*** Opening of Input data ***

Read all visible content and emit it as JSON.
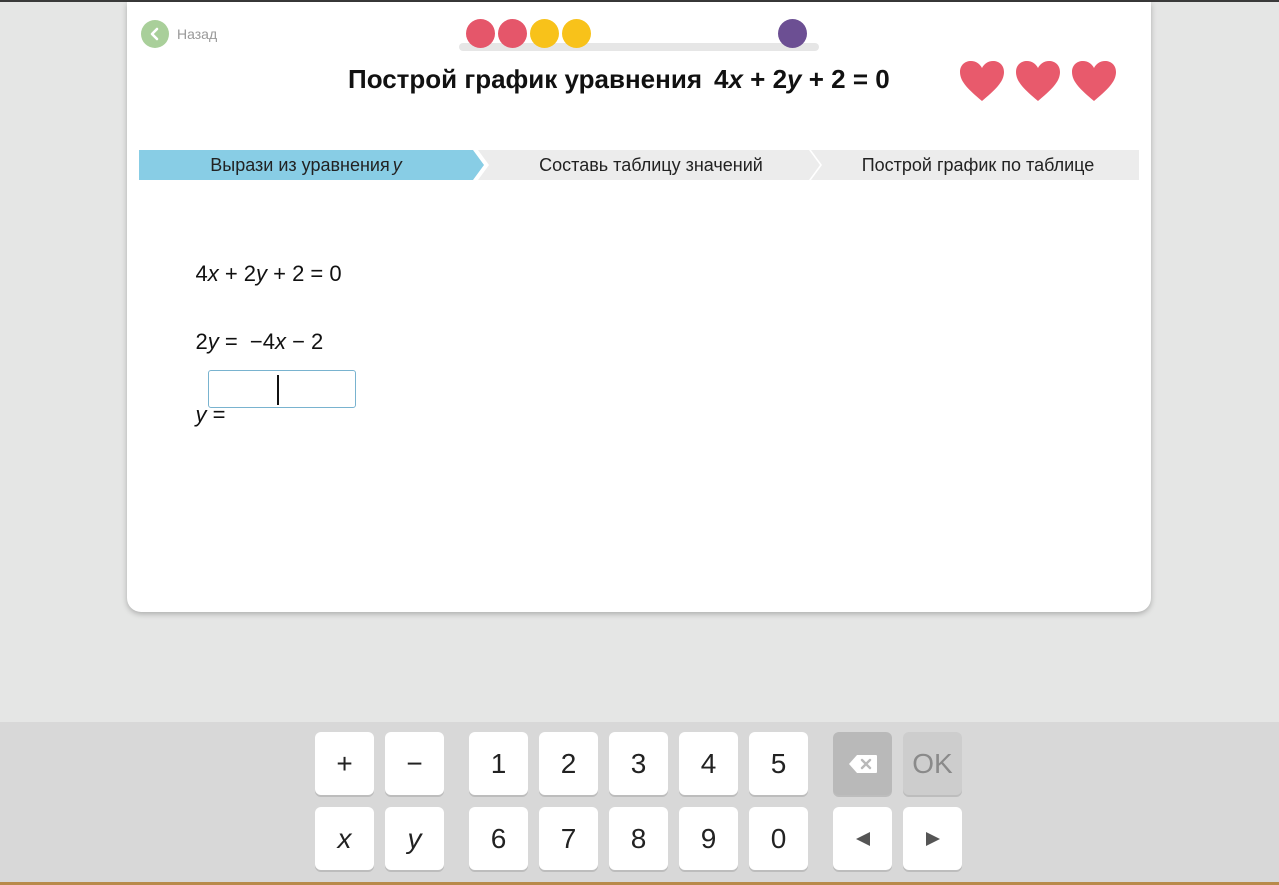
{
  "header": {
    "back_label": "Назад",
    "title_text": "Построй график уравнения",
    "equation": {
      "t1": "4",
      "v1": "x",
      "t2": " + 2",
      "v2": "y",
      "t3": " + 2 = 0"
    },
    "lives": 3,
    "progress_dots": [
      "#e5566a",
      "#e5566a",
      "#f8c21a",
      "#f8c21a",
      "#6c4f93"
    ]
  },
  "steps": [
    {
      "label": "Вырази из уравнения ",
      "var": "y",
      "active": true
    },
    {
      "label": "Составь таблицу значений",
      "active": false
    },
    {
      "label": "Построй график по таблице",
      "active": false
    }
  ],
  "work": {
    "line1": {
      "a": "4",
      "v1": "x",
      "b": " + 2",
      "v2": "y",
      "c": " + 2 = 0"
    },
    "line2": {
      "a": "2",
      "v1": "y",
      "b": " =  −4",
      "v2": "x",
      "c": " − 2"
    },
    "line3": {
      "v": "y",
      "eq": " ="
    },
    "input_value": ""
  },
  "keypad": {
    "plus": "+",
    "minus": "−",
    "digits_row1": [
      "1",
      "2",
      "3",
      "4",
      "5"
    ],
    "digits_row2": [
      "6",
      "7",
      "8",
      "9",
      "0"
    ],
    "var_x": "x",
    "var_y": "y",
    "ok": "OK",
    "backspace_icon": "backspace-icon",
    "left_icon": "arrow-left-icon",
    "right_icon": "arrow-right-icon"
  },
  "colors": {
    "active_step": "#88cde5",
    "inactive_step": "#ececec",
    "heart": "#e85a6c",
    "back_button": "#a9cf9a"
  }
}
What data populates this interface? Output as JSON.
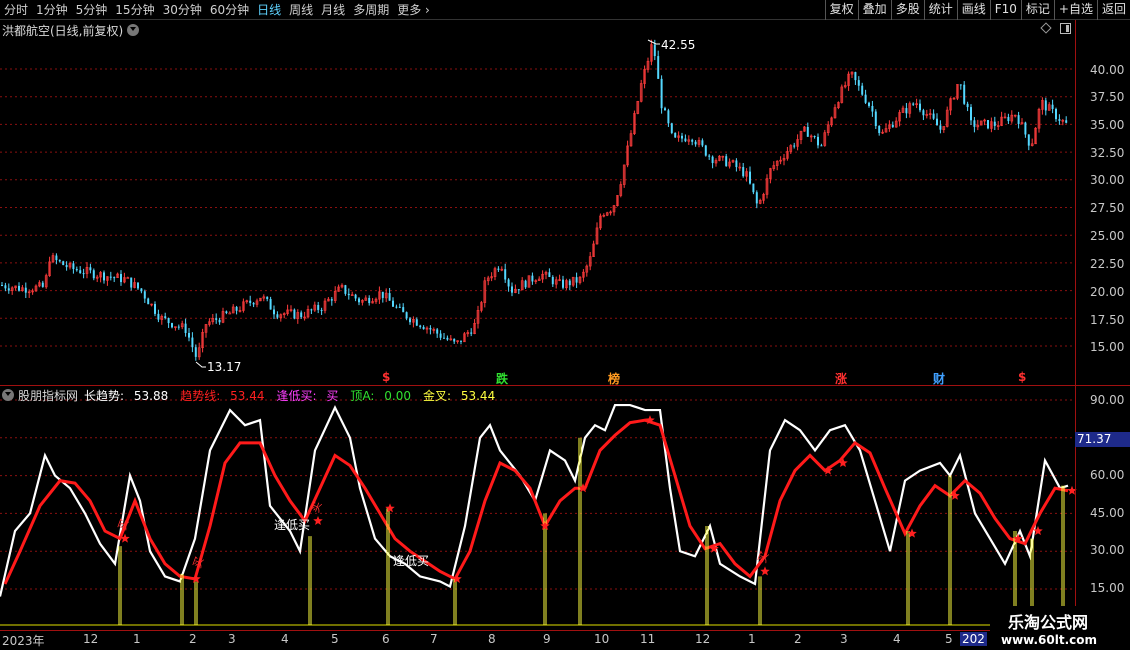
{
  "toolbar": {
    "periods": [
      "分时",
      "1分钟",
      "5分钟",
      "15分钟",
      "30分钟",
      "60分钟",
      "日线",
      "周线",
      "月线",
      "多周期",
      "更多"
    ],
    "active_period": "日线",
    "right_buttons": [
      "复权",
      "叠加",
      "多股",
      "统计",
      "画线",
      "F10",
      "标记",
      "+自选",
      "返回"
    ]
  },
  "price_panel": {
    "title": "洪都航空(日线,前复权)",
    "high_label": "42.55",
    "low_label": "13.17",
    "y_ticks": [
      "40.00",
      "37.50",
      "35.00",
      "32.50",
      "30.00",
      "27.50",
      "25.00",
      "22.50",
      "20.00",
      "17.50",
      "15.00"
    ],
    "event_markers": [
      {
        "text": "$",
        "color": "#ff3030"
      },
      {
        "text": "跌",
        "color": "#30e030"
      },
      {
        "text": "榜",
        "color": "#ff9a20"
      },
      {
        "text": "涨",
        "color": "#ff3030"
      },
      {
        "text": "财",
        "color": "#40a0ff"
      },
      {
        "text": "$",
        "color": "#ff3030"
      }
    ]
  },
  "indicator_panel": {
    "name": "股朋指标网",
    "fields": [
      {
        "label": "长趋势:",
        "value": "53.88",
        "color": "#ffffff"
      },
      {
        "label": "趋势线:",
        "value": "53.44",
        "color": "#ff2020"
      },
      {
        "label": "逢低买:",
        "value": "买",
        "color": "#ff40ff"
      },
      {
        "label": "顶A:",
        "value": "0.00",
        "color": "#30e030"
      },
      {
        "label": "金叉:",
        "value": "53.44",
        "color": "#ffff40"
      }
    ],
    "y_ticks": [
      "90.00",
      "75.00",
      "60.00",
      "45.00",
      "30.00",
      "15.00"
    ],
    "current_value": "71.37",
    "labels": [
      "逢低买",
      "逢低买"
    ],
    "buy_marks": [
      "买",
      "买",
      "买",
      "买"
    ]
  },
  "date_axis": {
    "ticks": [
      "2023年",
      "12",
      "1",
      "2",
      "3",
      "4",
      "5",
      "6",
      "7",
      "8",
      "9",
      "10",
      "11",
      "12",
      "1",
      "2",
      "3",
      "4",
      "5",
      "202"
    ]
  },
  "watermark": {
    "title": "乐淘公式网",
    "url": "www.60lt.com"
  },
  "colors": {
    "up": "#ff3c3c",
    "down": "#54d8ff",
    "long_trend": "#ffffff",
    "trend_line": "#ff1a1a",
    "golden": "#ffff40",
    "grid": "#8a1010"
  }
}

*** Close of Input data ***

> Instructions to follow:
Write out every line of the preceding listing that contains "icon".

> Written solution:
    "backspace_icon": "backspace-icon",
    "left_icon": "arrow-left-icon",
    "right_icon": "arrow-right-icon"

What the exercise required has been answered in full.